**MDPI and ACS Style**

Terenzi, G.; Fuso, E.; Sorace, S.; Costoli, I.
Enhanced Seismic Retrofit of a Reinforced Concrete Building of Architectural Interest. *Buildings* **2020**, *10*, 211.
https://doi.org/10.3390/buildings10110211

**AMA Style**

Terenzi G, Fuso E, Sorace S, Costoli I.
Enhanced Seismic Retrofit of a Reinforced Concrete Building of Architectural Interest. *Buildings*. 2020; 10(11):211.
https://doi.org/10.3390/buildings10110211

**Chicago/Turabian Style**

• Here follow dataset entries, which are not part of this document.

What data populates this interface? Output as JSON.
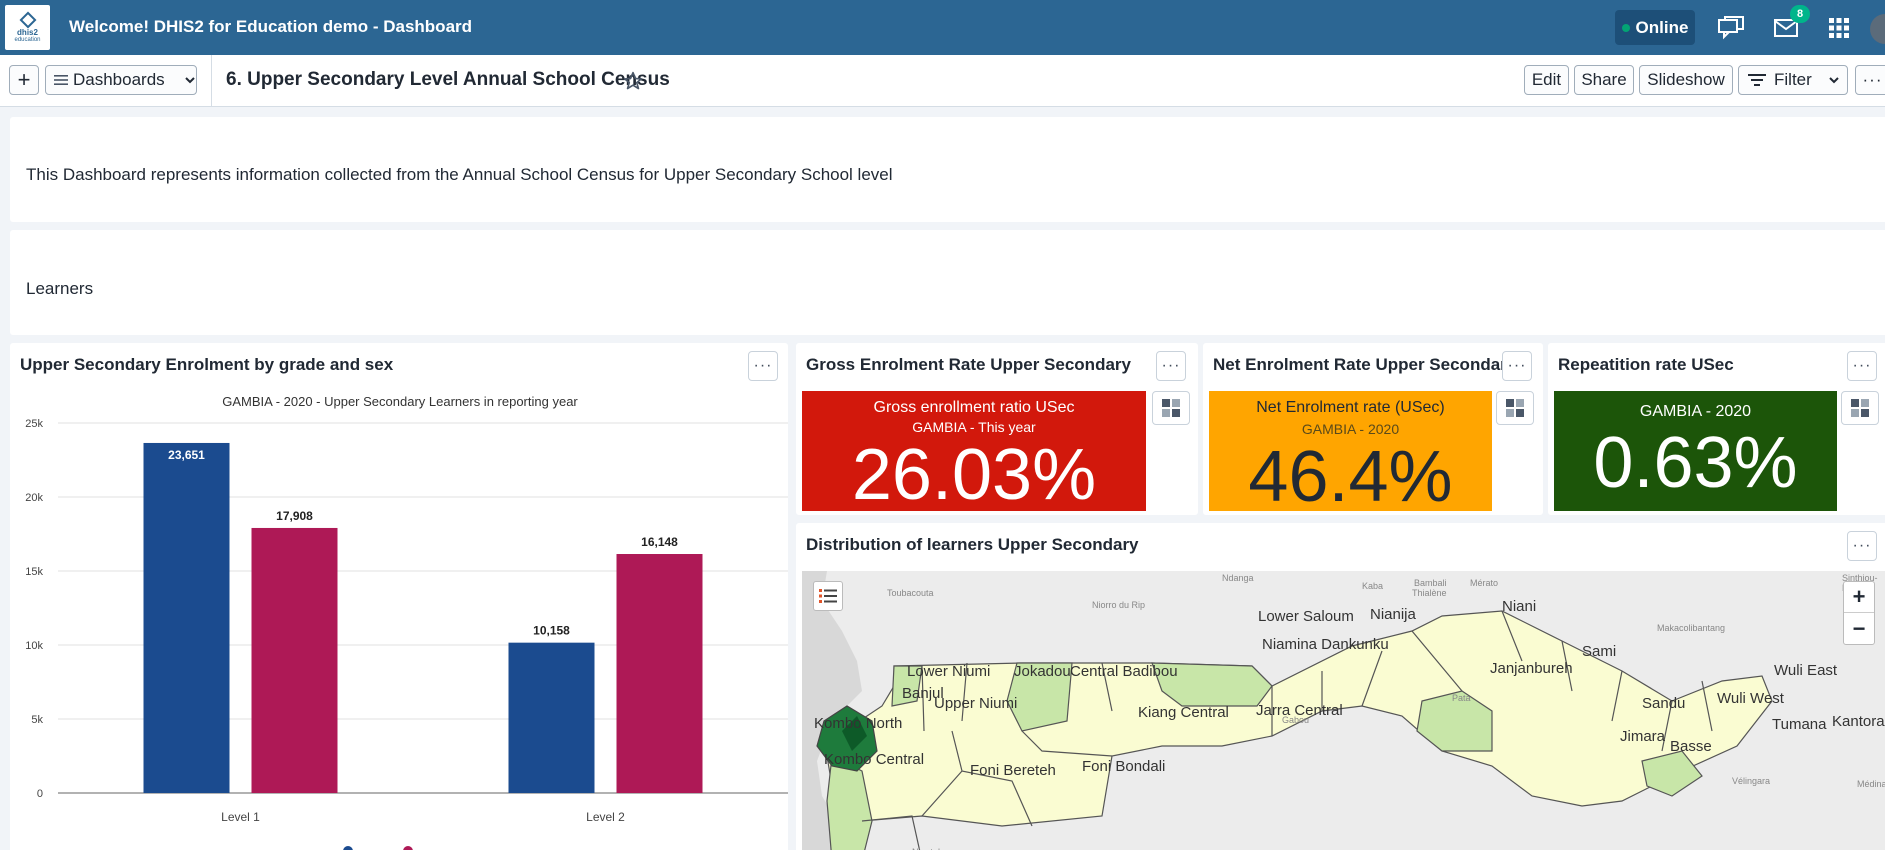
{
  "header": {
    "logo_top": "dhis2",
    "logo_bottom": "education",
    "title": "Welcome! DHIS2 for Education demo - Dashboard",
    "online_label": "Online",
    "messages_badge": "8"
  },
  "dashbar": {
    "add_label": "+",
    "dashboards_label": "Dashboards",
    "title": "6. Upper Secondary Level Annual School Census",
    "edit_label": "Edit",
    "share_label": "Share",
    "slideshow_label": "Slideshow",
    "filter_label": "Filter",
    "more_label": "···"
  },
  "text_items": {
    "intro": "This Dashboard represents information collected from the Annual School Census for Upper Secondary School level",
    "learners": "Learners"
  },
  "enrolment_chart": {
    "title": "Upper Secondary Enrolment by grade and sex",
    "menu": "···"
  },
  "gross_rate": {
    "title": "Gross Enrolment Rate Upper Secondary",
    "line1": "Gross enrollment ratio USec",
    "line2": "GAMBIA - This year",
    "value": "26.03%",
    "color": "#d2180c",
    "menu": "···"
  },
  "net_rate": {
    "title": "Net Enrolment Rate Upper Secondary",
    "line1": "Net Enrolment rate (USec)",
    "line2": "GAMBIA - 2020",
    "value": "46.4%",
    "color": "#ffa500",
    "menu": "···"
  },
  "repetition_rate": {
    "title": "Repeatition rate USec",
    "line1": "GAMBIA - 2020",
    "value": "0.63%",
    "color": "#1c5509",
    "menu": "···"
  },
  "map": {
    "title": "Distribution of learners Upper Secondary",
    "menu": "···",
    "zoom_in": "+",
    "zoom_out": "−",
    "place_names": [
      "Ndanga",
      "Kaba",
      "Bambali",
      "Thialène",
      "Mérato",
      "Toubacouta",
      "Niorro du Rip",
      "Sinthiou-Maleme",
      "Makacolibantang",
      "Pata",
      "Vélingara",
      "Médina C",
      "Gabou",
      "Ningtabo"
    ],
    "regions": [
      "Lower Saloum",
      "Nianija",
      "Niani",
      "Niamina Dankunku",
      "Sami",
      "Janjanbureh",
      "Wuli East",
      "Lower Niumi",
      "Jokadou",
      "Central Badibou",
      "Banjul",
      "Upper Niumi",
      "Kiang Central",
      "Jarra Central",
      "Sandu",
      "Wuli West",
      "Kombo North",
      "Kantora",
      "Tumana",
      "Jimara",
      "Basse",
      "Kombo Central",
      "Foni Bereteh",
      "Foni Bondali"
    ]
  },
  "chart_data": {
    "type": "bar",
    "title": "GAMBIA - 2020 - Upper Secondary Learners in reporting year",
    "xlabel": "",
    "ylabel": "",
    "categories": [
      "Level 1",
      "Level 2"
    ],
    "series": [
      {
        "values": [
          23651,
          10158
        ],
        "color": "#1b4b8f"
      },
      {
        "values": [
          17908,
          16148
        ],
        "color": "#ae1956"
      }
    ],
    "data_labels": [
      "23,651",
      "10,158",
      "17,908",
      "16,148"
    ],
    "ylim": [
      0,
      25000
    ],
    "yticks": [
      0,
      5000,
      10000,
      15000,
      20000,
      25000
    ],
    "ytick_labels": [
      "0",
      "5k",
      "10k",
      "15k",
      "20k",
      "25k"
    ],
    "grid": true,
    "legend": "bottom"
  }
}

Terenzi, Gloria, Elena Fuso, Stefano Sorace, and Iacopo Costoli.
2020. "Enhanced Seismic Retrofit of a Reinforced Concrete Building of Architectural Interest" *Buildings* 10, no. 11: 211.
https://doi.org/10.3390/buildings10110211